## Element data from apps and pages
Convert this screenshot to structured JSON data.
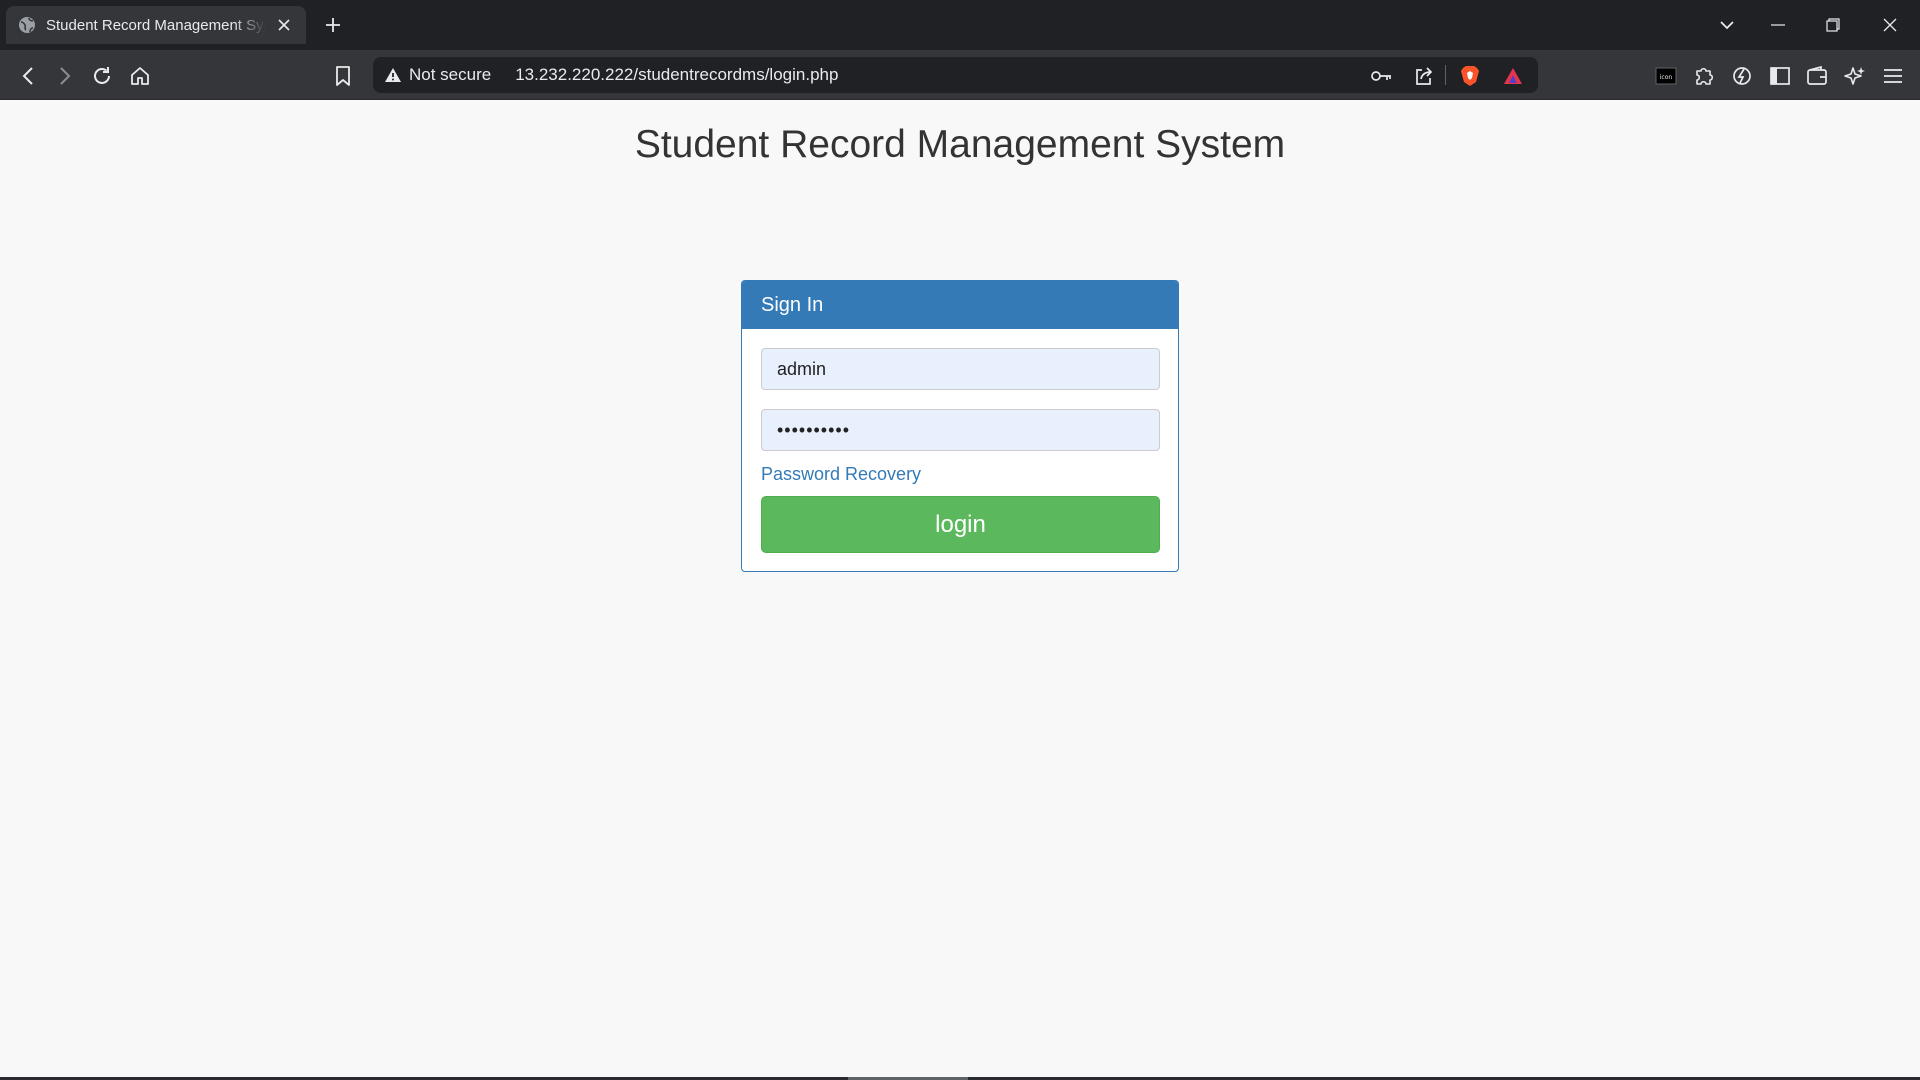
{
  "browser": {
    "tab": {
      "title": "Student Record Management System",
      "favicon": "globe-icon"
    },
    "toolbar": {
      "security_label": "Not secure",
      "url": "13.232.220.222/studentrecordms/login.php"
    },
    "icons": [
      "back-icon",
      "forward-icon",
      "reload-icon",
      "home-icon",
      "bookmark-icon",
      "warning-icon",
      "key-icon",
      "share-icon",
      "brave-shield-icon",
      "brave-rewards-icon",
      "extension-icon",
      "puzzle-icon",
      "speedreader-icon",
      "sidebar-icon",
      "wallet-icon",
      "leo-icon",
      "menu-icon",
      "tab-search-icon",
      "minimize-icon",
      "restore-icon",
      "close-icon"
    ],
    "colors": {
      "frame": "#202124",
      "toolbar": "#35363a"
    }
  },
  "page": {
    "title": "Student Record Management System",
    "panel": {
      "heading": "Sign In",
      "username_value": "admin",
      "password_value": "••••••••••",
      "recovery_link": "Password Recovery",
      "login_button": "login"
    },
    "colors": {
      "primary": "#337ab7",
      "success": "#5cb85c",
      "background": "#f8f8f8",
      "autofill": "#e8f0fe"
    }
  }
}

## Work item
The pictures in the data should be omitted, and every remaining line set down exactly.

## Solution for this problem
Convert this screenshot to structured JSON data.
{
  "browser": {
    "tab": {
      "title": "Student Record Management System",
      "favicon": "globe-icon"
    },
    "toolbar": {
      "security_label": "Not secure",
      "url": "13.232.220.222/studentrecordms/login.php"
    },
    "icons": [
      "back-icon",
      "forward-icon",
      "reload-icon",
      "home-icon",
      "bookmark-icon",
      "warning-icon",
      "key-icon",
      "share-icon",
      "brave-shield-icon",
      "brave-rewards-icon",
      "extension-icon",
      "puzzle-icon",
      "speedreader-icon",
      "sidebar-icon",
      "wallet-icon",
      "leo-icon",
      "menu-icon",
      "tab-search-icon",
      "minimize-icon",
      "restore-icon",
      "close-icon"
    ],
    "colors": {
      "frame": "#202124",
      "toolbar": "#35363a"
    }
  },
  "page": {
    "title": "Student Record Management System",
    "panel": {
      "heading": "Sign In",
      "username_value": "admin",
      "password_value": "••••••••••",
      "recovery_link": "Password Recovery",
      "login_button": "login"
    },
    "colors": {
      "primary": "#337ab7",
      "success": "#5cb85c",
      "background": "#f8f8f8",
      "autofill": "#e8f0fe"
    }
  }
}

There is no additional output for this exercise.